__TASK INSTRUCTIONS__
The data below needs to be returned exactly, line for line.

Data records for software interfaces:

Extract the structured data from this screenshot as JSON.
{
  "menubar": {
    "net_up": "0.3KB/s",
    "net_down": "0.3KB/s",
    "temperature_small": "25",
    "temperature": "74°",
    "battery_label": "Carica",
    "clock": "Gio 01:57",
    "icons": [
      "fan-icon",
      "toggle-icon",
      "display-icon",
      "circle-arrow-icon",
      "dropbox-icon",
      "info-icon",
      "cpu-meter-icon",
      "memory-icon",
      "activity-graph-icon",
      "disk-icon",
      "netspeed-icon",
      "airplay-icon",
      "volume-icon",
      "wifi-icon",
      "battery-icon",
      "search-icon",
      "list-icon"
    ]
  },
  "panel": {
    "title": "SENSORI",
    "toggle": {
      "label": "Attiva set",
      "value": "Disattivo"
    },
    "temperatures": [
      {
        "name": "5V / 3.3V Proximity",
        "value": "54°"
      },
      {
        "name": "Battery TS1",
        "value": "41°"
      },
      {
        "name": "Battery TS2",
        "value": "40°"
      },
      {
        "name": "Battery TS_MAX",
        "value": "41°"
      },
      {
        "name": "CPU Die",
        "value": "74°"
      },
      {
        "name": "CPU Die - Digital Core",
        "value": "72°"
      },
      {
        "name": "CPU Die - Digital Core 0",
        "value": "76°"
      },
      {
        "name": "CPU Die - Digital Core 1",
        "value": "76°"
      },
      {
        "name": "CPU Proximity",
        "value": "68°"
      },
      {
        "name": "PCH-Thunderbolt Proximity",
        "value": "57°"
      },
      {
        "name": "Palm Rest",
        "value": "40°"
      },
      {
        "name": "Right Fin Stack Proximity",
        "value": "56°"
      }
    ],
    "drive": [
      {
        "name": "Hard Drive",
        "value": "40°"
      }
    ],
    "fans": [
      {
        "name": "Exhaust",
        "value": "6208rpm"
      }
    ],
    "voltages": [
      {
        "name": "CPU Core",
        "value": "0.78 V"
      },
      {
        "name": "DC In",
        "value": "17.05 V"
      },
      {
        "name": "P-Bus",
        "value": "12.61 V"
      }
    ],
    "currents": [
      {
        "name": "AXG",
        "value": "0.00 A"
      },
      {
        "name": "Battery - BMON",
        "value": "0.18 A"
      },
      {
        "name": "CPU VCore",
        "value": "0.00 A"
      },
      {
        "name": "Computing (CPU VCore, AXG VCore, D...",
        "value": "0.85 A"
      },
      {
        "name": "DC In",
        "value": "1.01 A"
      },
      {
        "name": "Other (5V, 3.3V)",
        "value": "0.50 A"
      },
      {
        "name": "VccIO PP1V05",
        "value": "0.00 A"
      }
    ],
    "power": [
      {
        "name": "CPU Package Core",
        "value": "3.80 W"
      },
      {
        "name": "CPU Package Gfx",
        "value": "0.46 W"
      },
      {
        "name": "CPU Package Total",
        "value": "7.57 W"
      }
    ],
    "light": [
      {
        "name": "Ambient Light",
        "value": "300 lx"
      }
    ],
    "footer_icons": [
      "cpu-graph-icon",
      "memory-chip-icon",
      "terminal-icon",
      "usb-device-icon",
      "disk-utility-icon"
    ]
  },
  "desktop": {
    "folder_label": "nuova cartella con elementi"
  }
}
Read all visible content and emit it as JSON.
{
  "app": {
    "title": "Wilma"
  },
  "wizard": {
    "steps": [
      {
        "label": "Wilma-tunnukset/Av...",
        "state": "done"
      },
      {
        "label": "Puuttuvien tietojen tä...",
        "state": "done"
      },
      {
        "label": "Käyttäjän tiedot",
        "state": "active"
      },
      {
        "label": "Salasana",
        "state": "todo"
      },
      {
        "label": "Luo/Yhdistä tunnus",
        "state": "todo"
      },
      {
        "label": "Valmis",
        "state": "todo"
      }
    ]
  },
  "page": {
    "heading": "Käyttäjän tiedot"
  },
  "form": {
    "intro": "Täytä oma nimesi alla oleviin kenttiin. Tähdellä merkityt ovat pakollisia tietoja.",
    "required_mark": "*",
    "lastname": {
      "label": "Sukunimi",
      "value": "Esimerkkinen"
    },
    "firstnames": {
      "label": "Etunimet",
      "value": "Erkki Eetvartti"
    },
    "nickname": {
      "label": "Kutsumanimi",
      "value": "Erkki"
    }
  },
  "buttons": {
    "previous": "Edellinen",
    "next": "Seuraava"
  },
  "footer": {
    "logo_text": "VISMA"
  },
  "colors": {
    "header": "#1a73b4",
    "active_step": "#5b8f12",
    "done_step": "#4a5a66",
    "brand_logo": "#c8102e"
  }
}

__SOLUTION FOR THIS PROBLEM__
Extract the structured data from this screenshot as JSON.
{
  "menubar": {
    "net_up": "0.3KB/s",
    "net_down": "0.3KB/s",
    "temperature_small": "25",
    "temperature": "74°",
    "battery_label": "Carica",
    "clock": "Gio 01:57",
    "icons": [
      "fan-icon",
      "toggle-icon",
      "display-icon",
      "circle-arrow-icon",
      "dropbox-icon",
      "info-icon",
      "cpu-meter-icon",
      "memory-icon",
      "activity-graph-icon",
      "disk-icon",
      "netspeed-icon",
      "airplay-icon",
      "volume-icon",
      "wifi-icon",
      "battery-icon",
      "search-icon",
      "list-icon"
    ]
  },
  "panel": {
    "title": "SENSORI",
    "toggle": {
      "label": "Attiva set",
      "value": "Disattivo"
    },
    "temperatures": [
      {
        "name": "5V / 3.3V Proximity",
        "value": "54°"
      },
      {
        "name": "Battery TS1",
        "value": "41°"
      },
      {
        "name": "Battery TS2",
        "value": "40°"
      },
      {
        "name": "Battery TS_MAX",
        "value": "41°"
      },
      {
        "name": "CPU Die",
        "value": "74°"
      },
      {
        "name": "CPU Die - Digital Core",
        "value": "72°"
      },
      {
        "name": "CPU Die - Digital Core 0",
        "value": "76°"
      },
      {
        "name": "CPU Die - Digital Core 1",
        "value": "76°"
      },
      {
        "name": "CPU Proximity",
        "value": "68°"
      },
      {
        "name": "PCH-Thunderbolt Proximity",
        "value": "57°"
      },
      {
        "name": "Palm Rest",
        "value": "40°"
      },
      {
        "name": "Right Fin Stack Proximity",
        "value": "56°"
      }
    ],
    "drive": [
      {
        "name": "Hard Drive",
        "value": "40°"
      }
    ],
    "fans": [
      {
        "name": "Exhaust",
        "value": "6208rpm"
      }
    ],
    "voltages": [
      {
        "name": "CPU Core",
        "value": "0.78 V"
      },
      {
        "name": "DC In",
        "value": "17.05 V"
      },
      {
        "name": "P-Bus",
        "value": "12.61 V"
      }
    ],
    "currents": [
      {
        "name": "AXG",
        "value": "0.00 A"
      },
      {
        "name": "Battery - BMON",
        "value": "0.18 A"
      },
      {
        "name": "CPU VCore",
        "value": "0.00 A"
      },
      {
        "name": "Computing (CPU VCore, AXG VCore, D...",
        "value": "0.85 A"
      },
      {
        "name": "DC In",
        "value": "1.01 A"
      },
      {
        "name": "Other (5V, 3.3V)",
        "value": "0.50 A"
      },
      {
        "name": "VccIO PP1V05",
        "value": "0.00 A"
      }
    ],
    "power": [
      {
        "name": "CPU Package Core",
        "value": "3.80 W"
      },
      {
        "name": "CPU Package Gfx",
        "value": "0.46 W"
      },
      {
        "name": "CPU Package Total",
        "value": "7.57 W"
      }
    ],
    "light": [
      {
        "name": "Ambient Light",
        "value": "300 lx"
      }
    ],
    "footer_icons": [
      "cpu-graph-icon",
      "memory-chip-icon",
      "terminal-icon",
      "usb-device-icon",
      "disk-utility-icon"
    ]
  },
  "desktop": {
    "folder_label": "nuova cartella con elementi"
  }
}
Read all visible content and emit it as JSON.
{
  "app": {
    "title": "Wilma"
  },
  "wizard": {
    "steps": [
      {
        "label": "Wilma-tunnukset/Av...",
        "state": "done"
      },
      {
        "label": "Puuttuvien tietojen tä...",
        "state": "done"
      },
      {
        "label": "Käyttäjän tiedot",
        "state": "active"
      },
      {
        "label": "Salasana",
        "state": "todo"
      },
      {
        "label": "Luo/Yhdistä tunnus",
        "state": "todo"
      },
      {
        "label": "Valmis",
        "state": "todo"
      }
    ]
  },
  "page": {
    "heading": "Käyttäjän tiedot"
  },
  "form": {
    "intro": "Täytä oma nimesi alla oleviin kenttiin. Tähdellä merkityt ovat pakollisia tietoja.",
    "required_mark": "*",
    "lastname": {
      "label": "Sukunimi",
      "value": "Esimerkkinen"
    },
    "firstnames": {
      "label": "Etunimet",
      "value": "Erkki Eetvartti"
    },
    "nickname": {
      "label": "Kutsumanimi",
      "value": "Erkki"
    }
  },
  "buttons": {
    "previous": "Edellinen",
    "next": "Seuraava"
  },
  "footer": {
    "logo_text": "VISMA"
  },
  "colors": {
    "header": "#1a73b4",
    "active_step": "#5b8f12",
    "done_step": "#4a5a66",
    "brand_logo": "#c8102e"
  }
}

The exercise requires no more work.